by Lim Zhenting
I went into the School of Witness feeling like I had it all together. Like every part of my life, my spiritual life was also something I kept under control. When I say under control – I actually mean to strive and be excellent in – it was all I knew about living. For context, I was born into a family of 5, and I have 2 older and very naughty sisters who always got into trouble as kids. As the youngest, it became part of me to be the good one under control.
I learned to be self-reliant very early on: I studied hard for my PSLE and in JC, I worked very hard to get a scholarship so I could attend university without adding on to the financial burdens of the family. In university, the striving continued: I had a perfect GPA, served in leadership positions, and eventually graduated from SMU business as the valedictorian. To nobody’s surprise, I continued on autopilot mode in the workplace: I entered into the top management consulting firm globally. Even amongst the brightest people from all over the world, I strove for distinctiveness and accelerated promotions, and I got there. I went from the person my family could not provide for, to a provider for the family, and it was good. Except – it was not. I knew something was still lacking: perhaps it was true fullness and joy. So, I came to School Of Witness to do more – to fill what I thought was a tiny gap in my already pretty perfect life.
My illusion of this perfect trajectory started to break down during the week we covered healing. In my prayers, God brought me back to the memories that I’d locked in a box labelled Childhood: already resolved – do not open. There were many: my sisters calling me an accident, and an unnecessary and unwelcome drain on the family’s limited resources. Times when I was fulfilling my duty as the servant of the house, when my family told me I could never bring the remote to them quickly enough, never clean the plates quietly enough, just never be good enough. Finally, the most painful memory of them all: when I was about 5, my sister, in her childhood ignorance and angst, pinned me down on the bed, put a pillow over my face and tried to snuff the life out of me.
The words were unspoken in this memory, but each time my sister pushed the pillow down on my face, the labels were slapped into the mind of little me: burden, unwanted, unloved. Eventually, it sank into my belief system: I am so bad that I don’t deserve to live. In that moment, the light of my life was snuffed out. Little me decided to hold my breath, to stop breathing: I wanted me to die too.
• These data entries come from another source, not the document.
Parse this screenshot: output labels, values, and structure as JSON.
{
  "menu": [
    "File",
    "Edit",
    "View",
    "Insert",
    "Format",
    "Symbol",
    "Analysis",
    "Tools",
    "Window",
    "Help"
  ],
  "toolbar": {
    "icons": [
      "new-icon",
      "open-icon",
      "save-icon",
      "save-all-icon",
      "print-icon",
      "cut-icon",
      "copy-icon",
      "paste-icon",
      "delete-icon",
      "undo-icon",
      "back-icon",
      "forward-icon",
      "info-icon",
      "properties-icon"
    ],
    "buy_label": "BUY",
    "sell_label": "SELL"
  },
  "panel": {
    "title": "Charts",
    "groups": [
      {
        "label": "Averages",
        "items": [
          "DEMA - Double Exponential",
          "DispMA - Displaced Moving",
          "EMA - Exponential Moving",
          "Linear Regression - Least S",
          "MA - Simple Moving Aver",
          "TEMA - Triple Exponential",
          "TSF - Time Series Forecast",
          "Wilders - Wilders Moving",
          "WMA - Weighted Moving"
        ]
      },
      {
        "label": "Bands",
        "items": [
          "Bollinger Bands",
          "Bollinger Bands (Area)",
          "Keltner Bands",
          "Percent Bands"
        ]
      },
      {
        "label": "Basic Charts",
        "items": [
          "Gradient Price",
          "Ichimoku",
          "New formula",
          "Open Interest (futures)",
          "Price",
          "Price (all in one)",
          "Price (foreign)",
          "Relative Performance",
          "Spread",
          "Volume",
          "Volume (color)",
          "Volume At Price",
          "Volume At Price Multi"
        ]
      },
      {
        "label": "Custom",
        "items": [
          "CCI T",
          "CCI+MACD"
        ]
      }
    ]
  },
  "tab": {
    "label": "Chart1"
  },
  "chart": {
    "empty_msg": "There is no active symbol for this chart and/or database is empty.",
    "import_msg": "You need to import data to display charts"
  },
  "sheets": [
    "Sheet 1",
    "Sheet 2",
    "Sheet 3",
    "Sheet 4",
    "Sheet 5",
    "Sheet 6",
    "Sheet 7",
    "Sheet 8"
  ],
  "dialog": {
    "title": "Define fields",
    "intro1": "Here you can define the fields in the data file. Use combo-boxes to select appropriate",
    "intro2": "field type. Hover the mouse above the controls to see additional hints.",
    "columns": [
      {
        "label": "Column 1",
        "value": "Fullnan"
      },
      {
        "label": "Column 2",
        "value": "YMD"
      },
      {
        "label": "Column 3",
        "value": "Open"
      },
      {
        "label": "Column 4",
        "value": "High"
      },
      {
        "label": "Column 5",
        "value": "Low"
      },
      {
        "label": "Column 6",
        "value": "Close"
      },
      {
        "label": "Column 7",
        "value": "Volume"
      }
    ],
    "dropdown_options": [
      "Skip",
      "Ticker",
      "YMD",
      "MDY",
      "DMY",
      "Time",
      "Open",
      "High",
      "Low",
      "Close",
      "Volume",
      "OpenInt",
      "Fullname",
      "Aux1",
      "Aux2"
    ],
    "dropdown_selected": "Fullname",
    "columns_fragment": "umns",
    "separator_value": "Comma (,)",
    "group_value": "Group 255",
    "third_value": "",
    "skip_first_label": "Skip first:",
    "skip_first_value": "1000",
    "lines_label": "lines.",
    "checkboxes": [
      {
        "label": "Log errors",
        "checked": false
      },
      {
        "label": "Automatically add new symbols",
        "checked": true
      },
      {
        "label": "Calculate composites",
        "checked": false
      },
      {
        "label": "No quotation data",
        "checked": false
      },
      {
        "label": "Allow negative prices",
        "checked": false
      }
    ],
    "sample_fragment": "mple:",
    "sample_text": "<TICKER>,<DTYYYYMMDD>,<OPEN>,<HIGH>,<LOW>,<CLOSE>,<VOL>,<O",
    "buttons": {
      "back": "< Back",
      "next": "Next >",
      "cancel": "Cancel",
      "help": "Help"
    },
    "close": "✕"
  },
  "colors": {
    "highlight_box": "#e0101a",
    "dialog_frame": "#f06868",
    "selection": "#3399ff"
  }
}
In reality, what happened after that moment was me gasping for air, grappling with surviving, and grasping at everything I could in my life. Suddenly all the striving in my life made sense: I believed so deeply that I was unloved and unlovable, and that no one should be burdened by having to take care of me – so I made a vow to take care of myself. I believed so deeply that I didn’t deserve to live, so I tried very hard to earn and justify my existence.
But in the memory that Jesus revealed to me, something different happened: Little me was turning blue from holding my own breath on the bed, condemning myself for my existence. Then I saw Jesus the man, crowned with thorns, bruised and bleeding from his side, embracing me. He was weak from all his injuries, but with his last bit of strength took the blows from the pillows, held on to me, and said “Zhen Ting, it hurts me that you are hurting. You are not bad, because I made you good. You deserve to live just because I willed you into being. I will never abandon you, and I will always protect you, even unto death. Please keep breathing, because I love you”, and there Jesus was, a frail and weak man, in the arms of little Zhen Ting, breathing his last.
I realized then the gravity of Jesus’ death on the cross. He is God, but He is also man – a man who loved me so much that he gave everything to save me from my self-condemnation. To let me know that I’m truly beloved, truly his. I should never need to justify my existence, He is my reason for existing. I breathed the precious last breath that Jesus gave for me. When I awoke from that memory, the spark of my life, snuffed out 20 years ago, finally returned.
Today, with each new breath, I’m continuing to discover what it means to live in this newness, to claim the truths that I am loved and lovable over and over again. Like a new baby, I am learning how to receive love with open arms, no afterthoughts, no doubts, no questions asked.
Even when new lies surface from these old wounds, I no longer need to rationalize and convince myself that I have it all under control, but am able to be okay with not being okay – I only need to put it at the foot of the cross and allow Jesus to cover me in truth again. I no longer need to rely on myself, to earn, grasp, and strive. I came to SOW to do more – but I see now that it is not doing more that can fill the emptiness in me: It is in doing less, to do nothing except to love and to be loved by Jesus, that brings me to the fullness of joy that nothing in the world can give me.
Jesus has truly breathed life back into me again – into a seemingly impossible newness I never could have imagined. My friends, will you allow Jesus to do the same for you?